Feb 13 2018 | iot
The essence of collaborative intelligence
By: Aditya Pandey

An aspiring technologist or futurist need only turn to Steve Case’s book, The Third Wave to get a sense of our standing in terms of technological advancement.

Steve broke down the time period since the inception of Internet into three waves. The first wave came in when Internet infrastructure was built from scratch. The second when developers started building applications on top of that infrastructure. And the “Third Wave” is now: and it entails integrating internet into our lives.

Integrating internet into our lives: What does that even mean?

At a recent Google I/O, Sundar Pichai, CEO of Google summed up the conference by saying:

“The next technological breakthrough would occur at the intersection of hardware and software with AI at its center”

Google has stepped into a new domain: Hardware with Artificial Intelligence (AI) at its core. In a nutshell, an intelligentTM or smart device connected to the internet. For e.g. Google Home is a smart speaker and a home assistant – you can even book an Uber through a voice command. This deploys technologies like NLP (Natural Language Processing) and AI. This is one of the several cases that highlight how Internet will integrate into our lives.

And these smart devices like Google Home will facilitate that integration.

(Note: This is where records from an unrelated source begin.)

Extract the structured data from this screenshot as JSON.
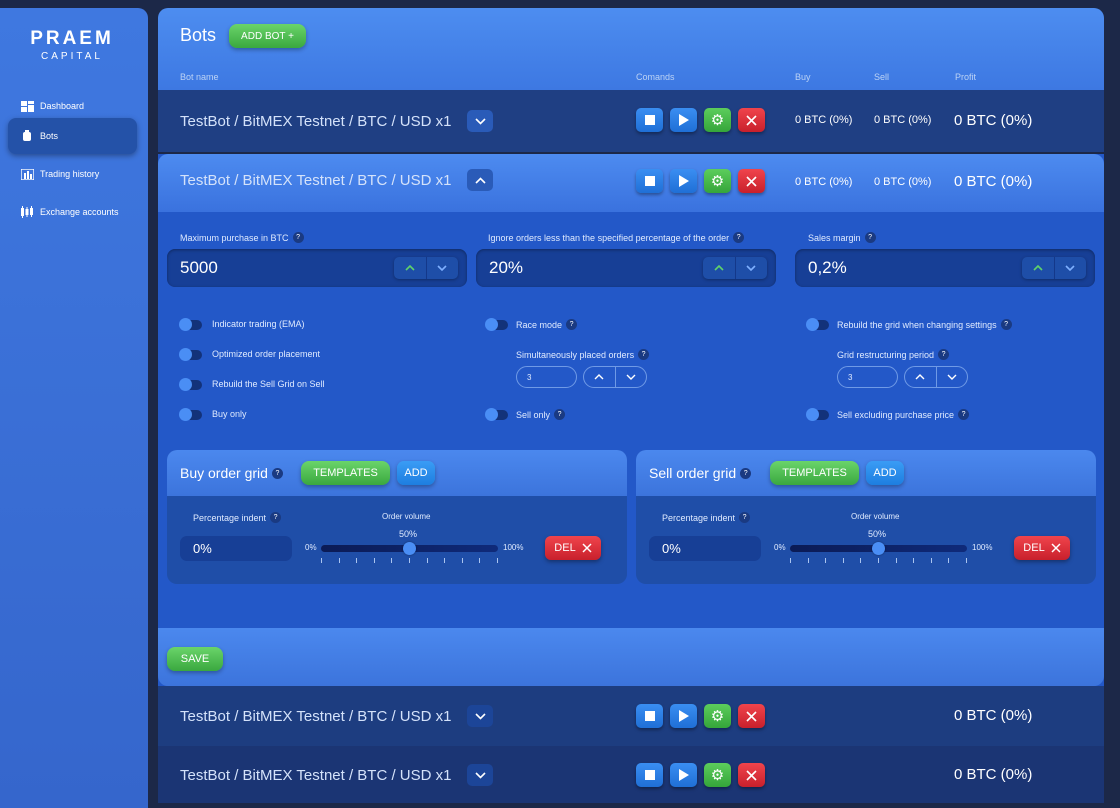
{
  "logo": {
    "line1": "PRAEM",
    "line2": "CAPITAL"
  },
  "sidebar": {
    "items": [
      {
        "label": "Dashboard",
        "icon": "dashboard-icon"
      },
      {
        "label": "Bots",
        "icon": "bot-icon"
      },
      {
        "label": "Trading history",
        "icon": "bar-chart-icon"
      },
      {
        "label": "Exchange accounts",
        "icon": "candlestick-icon"
      }
    ]
  },
  "header": {
    "title": "Bots",
    "add_label": "ADD BOT +",
    "columns": {
      "bot_name": "Bot name",
      "commands": "Comands",
      "buy": "Buy",
      "sell": "Sell",
      "profit": "Profit"
    }
  },
  "bots": [
    {
      "name": "TestBot / BitMEX Testnet / BTC / USD x1",
      "buy": "0 BTC (0%)",
      "sell": "0 BTC (0%)",
      "profit": "0 BTC (0%)"
    },
    {
      "name": "TestBot / BitMEX Testnet / BTC / USD x1",
      "buy": "0 BTC (0%)",
      "sell": "0 BTC (0%)",
      "profit": "0 BTC (0%)"
    },
    {
      "name": "TestBot / BitMEX Testnet / BTC / USD x1",
      "buy": "",
      "sell": "",
      "profit": "0 BTC (0%)"
    },
    {
      "name": "TestBot / BitMEX Testnet / BTC / USD x1",
      "buy": "",
      "sell": "",
      "profit": "0 BTC (0%)"
    }
  ],
  "settings": {
    "max_purchase": {
      "label": "Maximum purchase in BTC",
      "value": "5000"
    },
    "ignore_orders": {
      "label": "Ignore orders less than the specified percentage of the order",
      "value": "20%"
    },
    "sales_margin": {
      "label": "Sales margin",
      "value": "0,2%"
    },
    "toggles_left": [
      "Indicator trading (EMA)",
      "Optimized order placement",
      "Rebuild the Sell Grid on Sell",
      "Buy only"
    ],
    "race_mode": "Race mode",
    "simultaneous": {
      "label": "Simultaneously placed orders",
      "value": "3"
    },
    "sell_only": "Sell only",
    "rebuild_grid": "Rebuild the grid when changing settings",
    "restructuring": {
      "label": "Grid restructuring period",
      "value": "3"
    },
    "sell_excluding": "Sell excluding purchase price"
  },
  "buy_grid": {
    "title": "Buy order grid",
    "templates": "TEMPLATES",
    "add": "ADD",
    "pct_label": "Percentage indent",
    "pct_value": "0%",
    "volume_label": "Order volume",
    "volume_value": "50%",
    "volume_fraction": 0.5,
    "min": "0%",
    "max": "100%",
    "del": "DEL"
  },
  "sell_grid": {
    "title": "Sell order grid",
    "templates": "TEMPLATES",
    "add": "ADD",
    "pct_label": "Percentage indent",
    "pct_value": "0%",
    "volume_label": "Order volume",
    "volume_value": "50%",
    "volume_fraction": 0.5,
    "min": "0%",
    "max": "100%",
    "del": "DEL"
  },
  "save_label": "SAVE"
}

Concept of smart devices:

Kevin Kelly, a futurist and founding executive editor of Wired magazine- in his book titled “The Inevitable” frames twelve forces of change that will shape the future. “Cognifying” - Applied intelligenceTM embedded into almost everything - is one such major force. Smart devices are an outcome of this force.

IoT (Internet of Things) is a network of smart devices connected to each other and which talk to each other by share or exchange of data. Stefan Groschupf, CEO of Datameer, identifies IoT as “massive collaborative intelligenceTM”.

A simplistic explanation of IoT is: “It’s like a human brain - but not evolved enough”.

Human brains are hard-wired to process unstructured data (for e.g. visual stimuli in our surroundings) without much effort. Visual stimuli leads to neurons firing or not firing signals through a dense network of interconnected neurons. Likewise, data from devices can lead to a trigger of a flow of events.

Between human brain and IoT, without any doubt there are similarities but we need to be more cautious about dissimilarities that would otherwise potentially wreck the system. Human brain operates within a single entity where the notions of privacy and security do not come to light. The same is not true with the internet.